Historically, the term Anglo-Indian was also used in common parlance in the British Government and England during the colonial era to refer to those people (such as Rudyard Kipling, or the hunter-naturalist Jim Corbett), who were of British descent but were born and raised in India, usually because their parents were serving in armed forces or one of the British-run administrations, such as its main government; "Anglo-Indian", in this sense, was a geographically-specific subset of overseas or non-domiciled British.
Since the mid-nineteenth century, there has been a population of people of Indian (like Lascars) or mixed British-Indian ethnic origin living in Britain, both through intermarriage between white Britons and Indians, and through the migration of Anglo-Indians from India to Britain.

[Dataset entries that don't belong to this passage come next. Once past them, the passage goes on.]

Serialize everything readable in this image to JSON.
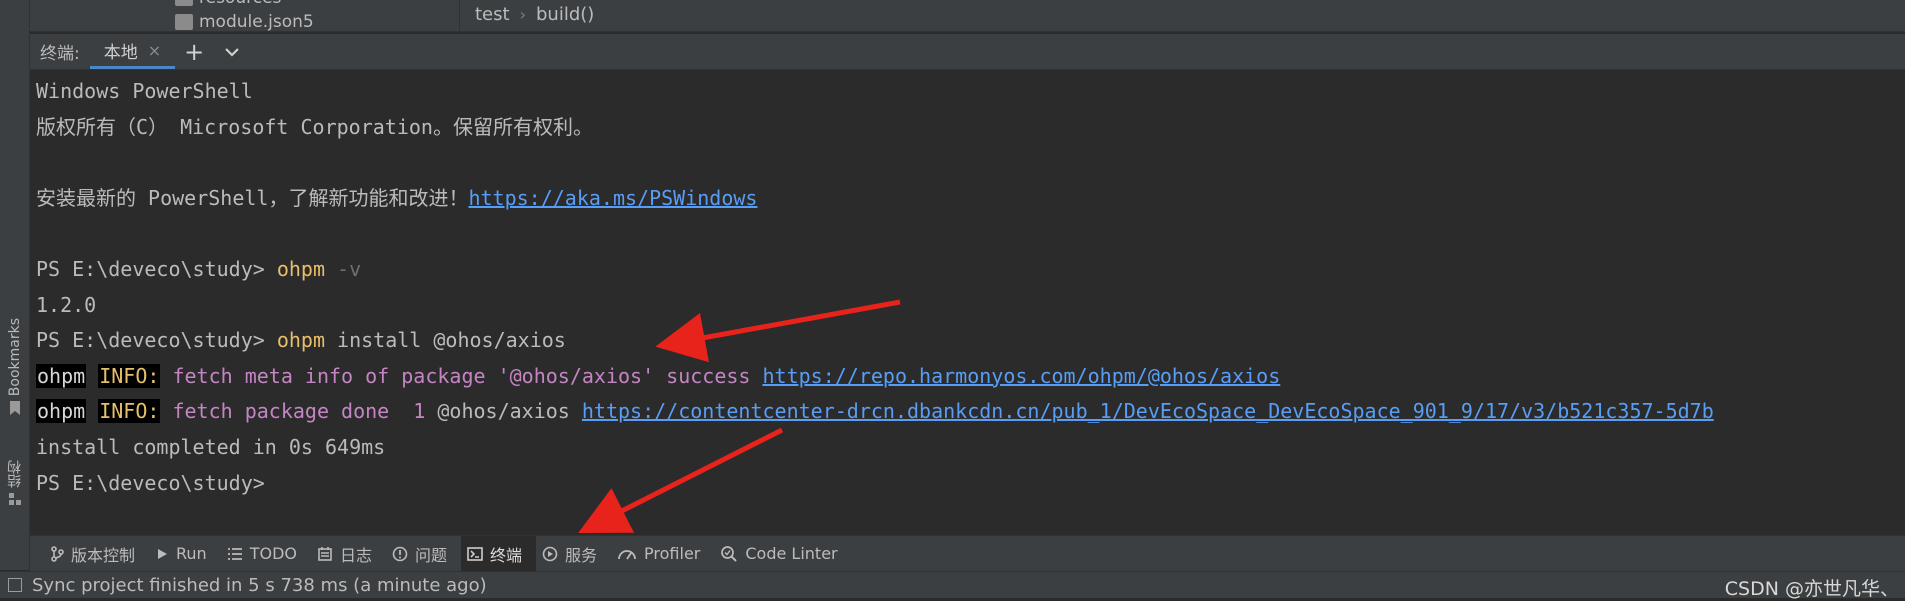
{
  "left_strip": {
    "bookmarks_label": "Bookmarks",
    "structure_label": "结构"
  },
  "project_tree": {
    "rows": [
      "resources",
      "module.json5"
    ]
  },
  "breadcrumb": {
    "items": [
      "test",
      "build()"
    ]
  },
  "terminal_header": {
    "title": "终端:",
    "tab_label": "本地",
    "tab_close": "×",
    "add_glyph": "+",
    "dropdown_glyph": "⌄"
  },
  "terminal": {
    "l1": "Windows PowerShell",
    "l2": "版权所有（C） Microsoft Corporation。保留所有权利。",
    "l3_text": "安装最新的 PowerShell，了解新功能和改进！",
    "l3_link": "https://aka.ms/PSWindows",
    "prompt": "PS E:\\deveco\\study> ",
    "cmd1": "ohpm",
    "cmd1_flag": " -v",
    "version": "1.2.0",
    "cmd2": "ohpm",
    "cmd2_rest": " install @ohos/axios",
    "ohpm_tag": "ohpm",
    "info_tag": "INFO:",
    "fetch_meta": " fetch meta info of package '@ohos/axios' success ",
    "fetch_meta_link": "https://repo.harmonyos.com/ohpm/@ohos/axios",
    "fetch_pkg": " fetch package done  1 ",
    "fetch_pkg_name": "@ohos/axios ",
    "fetch_pkg_link": "https://contentcenter-drcn.dbankcdn.cn/pub_1/DevEcoSpace_DevEcoSpace_901_9/17/v3/b521c357-5d7b",
    "install_done": "install completed in 0s 649ms",
    "final_prompt": "PS E:\\deveco\\study>"
  },
  "toolbar": {
    "items": [
      "版本控制",
      "Run",
      "TODO",
      "日志",
      "问题",
      "终端",
      "服务",
      "Profiler",
      "Code Linter"
    ],
    "icons": [
      "vcs-icon",
      "run-icon",
      "todo-icon",
      "log-icon",
      "problems-icon",
      "terminal-icon",
      "services-icon",
      "profiler-icon",
      "code-linter-icon"
    ]
  },
  "statusbar": {
    "message": "Sync project finished in 5 s 738 ms (a minute ago)",
    "watermark": "CSDN @亦世凡华、"
  },
  "colors": {
    "background": "#2b2b2b",
    "panel": "#3c3f41",
    "command": "#e8bf6a",
    "link": "#589df6",
    "purple_text": "#c585c5",
    "arrow": "#e8231c",
    "tab_underline": "#4a88c7"
  }
}
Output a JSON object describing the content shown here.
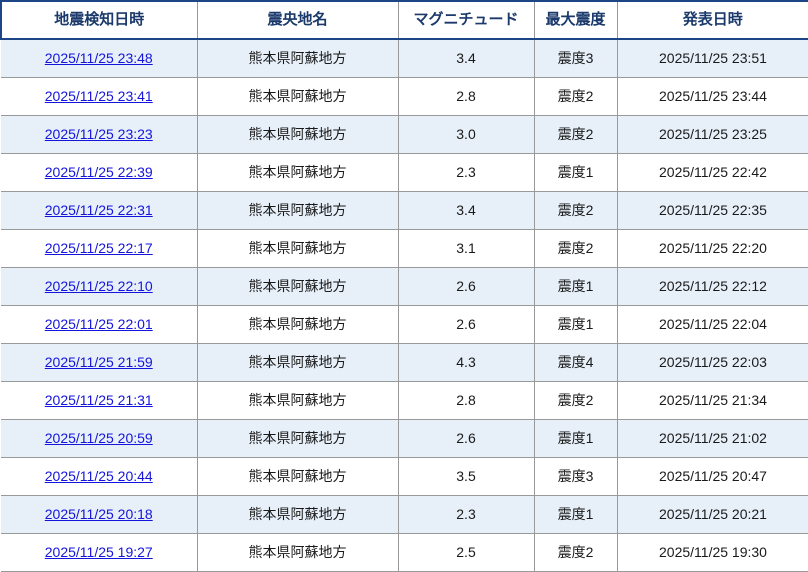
{
  "table": {
    "headers": [
      "地震検知日時",
      "震央地名",
      "マグニチュード",
      "最大震度",
      "発表日時"
    ],
    "rows": [
      {
        "detected": "2025/11/25 23:48",
        "epicenter": "熊本県阿蘇地方",
        "magnitude": "3.4",
        "intensity": "震度3",
        "announced": "2025/11/25 23:51"
      },
      {
        "detected": "2025/11/25 23:41",
        "epicenter": "熊本県阿蘇地方",
        "magnitude": "2.8",
        "intensity": "震度2",
        "announced": "2025/11/25 23:44"
      },
      {
        "detected": "2025/11/25 23:23",
        "epicenter": "熊本県阿蘇地方",
        "magnitude": "3.0",
        "intensity": "震度2",
        "announced": "2025/11/25 23:25"
      },
      {
        "detected": "2025/11/25 22:39",
        "epicenter": "熊本県阿蘇地方",
        "magnitude": "2.3",
        "intensity": "震度1",
        "announced": "2025/11/25 22:42"
      },
      {
        "detected": "2025/11/25 22:31",
        "epicenter": "熊本県阿蘇地方",
        "magnitude": "3.4",
        "intensity": "震度2",
        "announced": "2025/11/25 22:35"
      },
      {
        "detected": "2025/11/25 22:17",
        "epicenter": "熊本県阿蘇地方",
        "magnitude": "3.1",
        "intensity": "震度2",
        "announced": "2025/11/25 22:20"
      },
      {
        "detected": "2025/11/25 22:10",
        "epicenter": "熊本県阿蘇地方",
        "magnitude": "2.6",
        "intensity": "震度1",
        "announced": "2025/11/25 22:12"
      },
      {
        "detected": "2025/11/25 22:01",
        "epicenter": "熊本県阿蘇地方",
        "magnitude": "2.6",
        "intensity": "震度1",
        "announced": "2025/11/25 22:04"
      },
      {
        "detected": "2025/11/25 21:59",
        "epicenter": "熊本県阿蘇地方",
        "magnitude": "4.3",
        "intensity": "震度4",
        "announced": "2025/11/25 22:03"
      },
      {
        "detected": "2025/11/25 21:31",
        "epicenter": "熊本県阿蘇地方",
        "magnitude": "2.8",
        "intensity": "震度2",
        "announced": "2025/11/25 21:34"
      },
      {
        "detected": "2025/11/25 20:59",
        "epicenter": "熊本県阿蘇地方",
        "magnitude": "2.6",
        "intensity": "震度1",
        "announced": "2025/11/25 21:02"
      },
      {
        "detected": "2025/11/25 20:44",
        "epicenter": "熊本県阿蘇地方",
        "magnitude": "3.5",
        "intensity": "震度3",
        "announced": "2025/11/25 20:47"
      },
      {
        "detected": "2025/11/25 20:18",
        "epicenter": "熊本県阿蘇地方",
        "magnitude": "2.3",
        "intensity": "震度1",
        "announced": "2025/11/25 20:21"
      },
      {
        "detected": "2025/11/25 19:27",
        "epicenter": "熊本県阿蘇地方",
        "magnitude": "2.5",
        "intensity": "震度2",
        "announced": "2025/11/25 19:30"
      }
    ]
  },
  "colors": {
    "header_text": "#1b3a6b",
    "header_border": "#1c4587",
    "row_alt_bg": "#e7f0f9",
    "grid_line": "#999999",
    "link": "#1414dc"
  }
}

Indian-British mixed-race children began to appear in England from the 17th century onwards, when lascars serving on English East India Company ships began to arrive in England, where they married local women, due to a lack of Indian women in Britain at the time. As there were no legal restrictions against mixed marriages in England, British-born Anglo-Indians established their own multicultural communities in Britain's dock areas. This led to a number of mixed-race Anglo-Indian children being born in the country; first-generation ethnic Indian females in Britain were from the late 19th century until at least the 1950s outnumbered by British-born Anglo-Indians, who were typically described as 'half-caste Indian' or less derogatorily 'half Indian', the loftier term 'Anglo-Indian' being used in middle and upper-class circles. Some Indian emigrants in Britain were middle class, but the majority were working class – at the time the First World War began, 51,616 lascars were working in Britain.

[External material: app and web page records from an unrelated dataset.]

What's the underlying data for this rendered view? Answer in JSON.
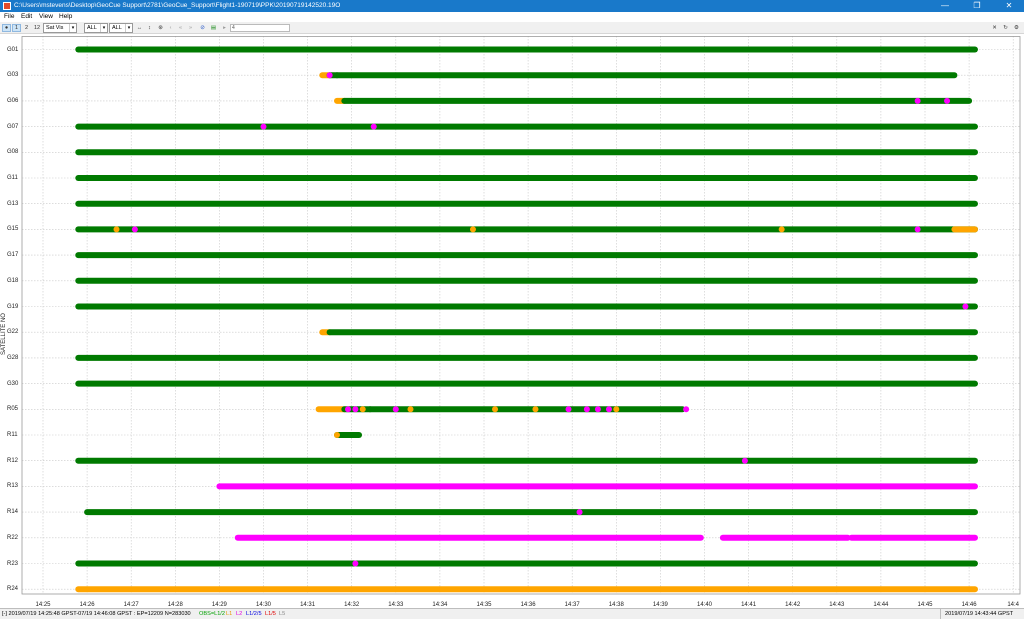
{
  "window": {
    "title": "C:\\Users\\mstevens\\Desktop\\GeoCue Support\\2781\\GeoCue_Support\\Flight1-190719\\PPK\\20190719142520.19O",
    "minimize": "—",
    "maximize": "❐",
    "close": "✕"
  },
  "menu": [
    "File",
    "Edit",
    "View",
    "Help"
  ],
  "toolbar": {
    "view_buttons": [
      "●",
      "1",
      "2",
      "12"
    ],
    "plot_type": "Sat Vis",
    "sys_filter": "ALL",
    "sat_filter": "ALL",
    "slider_value": "4"
  },
  "plot": {
    "axis_title": "SATELLITE NO",
    "colors": {
      "obs": "#007a00",
      "l1": "#ffa500",
      "l2": "#ff00ff",
      "grid": "#c8c8c8"
    },
    "satellites": [
      "G01",
      "G03",
      "G06",
      "G07",
      "G08",
      "G11",
      "G13",
      "G15",
      "G17",
      "G18",
      "G19",
      "G22",
      "G28",
      "G30",
      "R05",
      "R11",
      "R12",
      "R13",
      "R14",
      "R22",
      "R23",
      "R24"
    ],
    "time_ticks": [
      "14:25",
      "14:26",
      "14:27",
      "14:28",
      "14:29",
      "14:30",
      "14:31",
      "14:32",
      "14:33",
      "14:34",
      "14:35",
      "14:36",
      "14:37",
      "14:38",
      "14:39",
      "14:40",
      "14:41",
      "14:42",
      "14:43",
      "14:44",
      "14:45",
      "14:46",
      "14:4"
    ],
    "tracks": [
      {
        "sat": "G01",
        "segments": [
          {
            "start": "14:25:48",
            "end": "14:46:08",
            "color": "obs"
          }
        ],
        "marks": []
      },
      {
        "sat": "G03",
        "segments": [
          {
            "start": "14:31:20",
            "end": "14:31:30",
            "color": "l1"
          },
          {
            "start": "14:31:30",
            "end": "14:45:40",
            "color": "obs"
          }
        ],
        "marks": [
          {
            "time": "14:31:30",
            "color": "l2"
          },
          {
            "time": "14:31:40",
            "color": "obs"
          }
        ]
      },
      {
        "sat": "G06",
        "segments": [
          {
            "start": "14:31:40",
            "end": "14:31:50",
            "color": "l1"
          },
          {
            "start": "14:31:50",
            "end": "14:46:00",
            "color": "obs"
          }
        ],
        "marks": [
          {
            "time": "14:44:50",
            "color": "l2"
          },
          {
            "time": "14:45:30",
            "color": "l2"
          }
        ]
      },
      {
        "sat": "G07",
        "segments": [
          {
            "start": "14:25:48",
            "end": "14:46:08",
            "color": "obs"
          }
        ],
        "marks": [
          {
            "time": "14:30:00",
            "color": "l2"
          },
          {
            "time": "14:32:30",
            "color": "l2"
          }
        ]
      },
      {
        "sat": "G08",
        "segments": [
          {
            "start": "14:25:48",
            "end": "14:46:08",
            "color": "obs"
          }
        ],
        "marks": []
      },
      {
        "sat": "G11",
        "segments": [
          {
            "start": "14:25:48",
            "end": "14:46:08",
            "color": "obs"
          }
        ],
        "marks": []
      },
      {
        "sat": "G13",
        "segments": [
          {
            "start": "14:25:48",
            "end": "14:46:08",
            "color": "obs"
          }
        ],
        "marks": []
      },
      {
        "sat": "G15",
        "segments": [
          {
            "start": "14:25:48",
            "end": "14:46:08",
            "color": "obs"
          },
          {
            "start": "14:45:40",
            "end": "14:46:08",
            "color": "l1"
          }
        ],
        "marks": [
          {
            "time": "14:26:40",
            "color": "l1"
          },
          {
            "time": "14:27:05",
            "color": "l2"
          },
          {
            "time": "14:34:45",
            "color": "l1"
          },
          {
            "time": "14:41:45",
            "color": "l1"
          },
          {
            "time": "14:44:50",
            "color": "l2"
          }
        ]
      },
      {
        "sat": "G17",
        "segments": [
          {
            "start": "14:25:48",
            "end": "14:46:08",
            "color": "obs"
          }
        ],
        "marks": []
      },
      {
        "sat": "G18",
        "segments": [
          {
            "start": "14:25:48",
            "end": "14:46:08",
            "color": "obs"
          }
        ],
        "marks": []
      },
      {
        "sat": "G19",
        "segments": [
          {
            "start": "14:25:48",
            "end": "14:46:08",
            "color": "obs"
          }
        ],
        "marks": [
          {
            "time": "14:45:55",
            "color": "l2"
          }
        ]
      },
      {
        "sat": "G22",
        "segments": [
          {
            "start": "14:31:20",
            "end": "14:31:30",
            "color": "l1"
          },
          {
            "start": "14:31:30",
            "end": "14:46:08",
            "color": "obs"
          }
        ],
        "marks": []
      },
      {
        "sat": "G28",
        "segments": [
          {
            "start": "14:25:48",
            "end": "14:46:08",
            "color": "obs"
          }
        ],
        "marks": []
      },
      {
        "sat": "G30",
        "segments": [
          {
            "start": "14:25:48",
            "end": "14:46:08",
            "color": "obs"
          }
        ],
        "marks": []
      },
      {
        "sat": "R05",
        "segments": [
          {
            "start": "14:31:15",
            "end": "14:31:50",
            "color": "l1"
          },
          {
            "start": "14:31:50",
            "end": "14:39:30",
            "color": "obs"
          }
        ],
        "marks": [
          {
            "time": "14:31:55",
            "color": "l2"
          },
          {
            "time": "14:32:05",
            "color": "l2"
          },
          {
            "time": "14:32:15",
            "color": "l1"
          },
          {
            "time": "14:32:25",
            "color": "obs"
          },
          {
            "time": "14:33:00",
            "color": "l2"
          },
          {
            "time": "14:33:20",
            "color": "l1"
          },
          {
            "time": "14:35:15",
            "color": "l1"
          },
          {
            "time": "14:36:10",
            "color": "l1"
          },
          {
            "time": "14:36:55",
            "color": "l2"
          },
          {
            "time": "14:37:20",
            "color": "l2"
          },
          {
            "time": "14:37:35",
            "color": "l2"
          },
          {
            "time": "14:37:50",
            "color": "l2"
          },
          {
            "time": "14:38:00",
            "color": "l1"
          },
          {
            "time": "14:39:35",
            "color": "l2"
          }
        ]
      },
      {
        "sat": "R11",
        "segments": [
          {
            "start": "14:31:40",
            "end": "14:32:10",
            "color": "obs"
          }
        ],
        "marks": [
          {
            "time": "14:31:40",
            "color": "l1"
          }
        ]
      },
      {
        "sat": "R12",
        "segments": [
          {
            "start": "14:25:48",
            "end": "14:46:08",
            "color": "obs"
          }
        ],
        "marks": [
          {
            "time": "14:40:55",
            "color": "l2"
          }
        ]
      },
      {
        "sat": "R13",
        "segments": [
          {
            "start": "14:29:00",
            "end": "14:46:08",
            "color": "l2"
          }
        ],
        "marks": []
      },
      {
        "sat": "R14",
        "segments": [
          {
            "start": "14:26:00",
            "end": "14:46:08",
            "color": "obs"
          }
        ],
        "marks": [
          {
            "time": "14:37:10",
            "color": "l2"
          }
        ]
      },
      {
        "sat": "R22",
        "segments": [
          {
            "start": "14:29:25",
            "end": "14:39:55",
            "color": "l2"
          },
          {
            "start": "14:40:25",
            "end": "14:43:15",
            "color": "l2"
          },
          {
            "start": "14:43:20",
            "end": "14:46:08",
            "color": "l2"
          }
        ],
        "marks": []
      },
      {
        "sat": "R23",
        "segments": [
          {
            "start": "14:25:48",
            "end": "14:46:08",
            "color": "obs"
          }
        ],
        "marks": [
          {
            "time": "14:32:05",
            "color": "l2"
          }
        ]
      },
      {
        "sat": "R24",
        "segments": [
          {
            "start": "14:25:48",
            "end": "14:46:08",
            "color": "l1"
          }
        ],
        "marks": []
      }
    ]
  },
  "status": {
    "left": "[-] 2019/07/19 14:25:48 GPST-07/19 14:46:08 GPST : EP=12209 N=283030",
    "obs": "OBS=L1/2",
    "l1": "L1",
    "l2": "L2",
    "l12": "L1/2/5",
    "l15": "L1/5",
    "l5": "L5",
    "right": "2019/07/19 14:43:44 GPST"
  }
}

Rarely domestically referred to as Anglo-Indians, the term is considered dated in Britain. People of Indian or mixed British-Indian ethnicity living in Britain generally prefer the terms British Indian and mixed White-Asian and in predominant White European ancestry cases mostly but also among some first-generation mixed race individuals a self-identification is made as White British.[failed verification] The last two categorisations are options given in the UK census, as is Mixed Race.
There is a significant population of Anglo-Indians in Bangladesh. Anglo-Indians have been present in Bangladesh since the colonial period. Their population decreased to 4,000 in 1947 during the Partition of India. Most of them migrated to the United Kingdom, United States, Australia, New Zealand and Canada. In 1970, however, almost 9,000 Anglo-Indians had come from India. During the 1971 Bangladesh Liberation War, almost 1,500 Anglo-Indians died. After the independence of Bangladesh, during 1974–1976 almost 2,800 Anglo-Indians arrived in Bangladesh from India. In 1980, there were 3,750 reported births of Anglo-Indian children in Bangladesh. By 1993, there were 10,371 Anglo-Indians living in Bangladesh. The Anglo-Indian population in the country reached 20,000 in 2016.

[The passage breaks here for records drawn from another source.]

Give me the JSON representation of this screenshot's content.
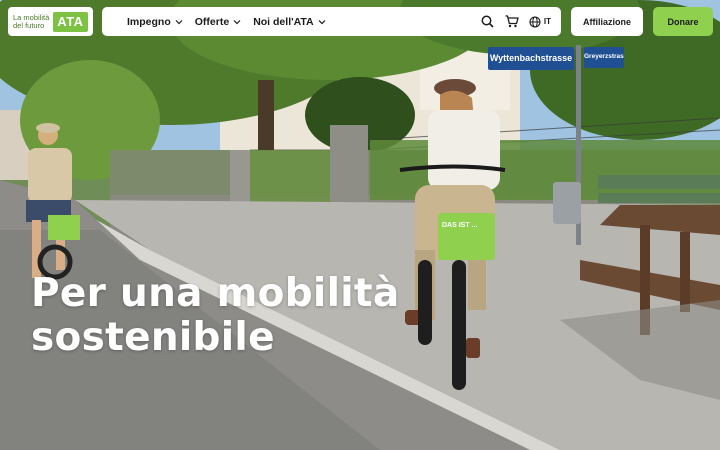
{
  "logo": {
    "line1": "La mobilità",
    "line2": "del futuro",
    "mark": "ATA"
  },
  "nav": {
    "items": [
      {
        "label": "Impegno",
        "icon": "chevron-down-icon"
      },
      {
        "label": "Offerte",
        "icon": "chevron-down-icon"
      },
      {
        "label": "Noi dell'ATA",
        "icon": "chevron-down-icon"
      }
    ],
    "search_icon": "search-icon",
    "cart_icon": "cart-icon",
    "language_icon": "globe-icon",
    "language": "IT"
  },
  "actions": {
    "membership_label": "Affiliazione",
    "donate_label": "Donare"
  },
  "hero": {
    "title_line1": "Per una mobilità",
    "title_line2": "sostenibile",
    "street_sign_1": "Wyttenbachstrasse",
    "street_sign_2": "Greyerzstrasse",
    "bike_basket_text": "DAS IST ..."
  },
  "colors": {
    "accent_green": "#8fd14f",
    "brand_green": "#7dc242",
    "text_dark": "#1b1b1b",
    "white": "#ffffff"
  }
}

Anthony was vocally critical of the British Raj in India for its racial discrimination in matters of pay and allowances, and for failing to acknowledge the sterling military and civil contributions made by Anglo-Indians to the Raj. Anthony vociferously opposed Partition and fought for the best interests of his community as Indians, not Britishers.
...that 'all Anglo-Indians are Christian, but not all Christians are Anglo-Indians'.
The Anglo-Indian community in India insists on its minority identity: its biological connection to the British, English as its native language, and its Christian faith.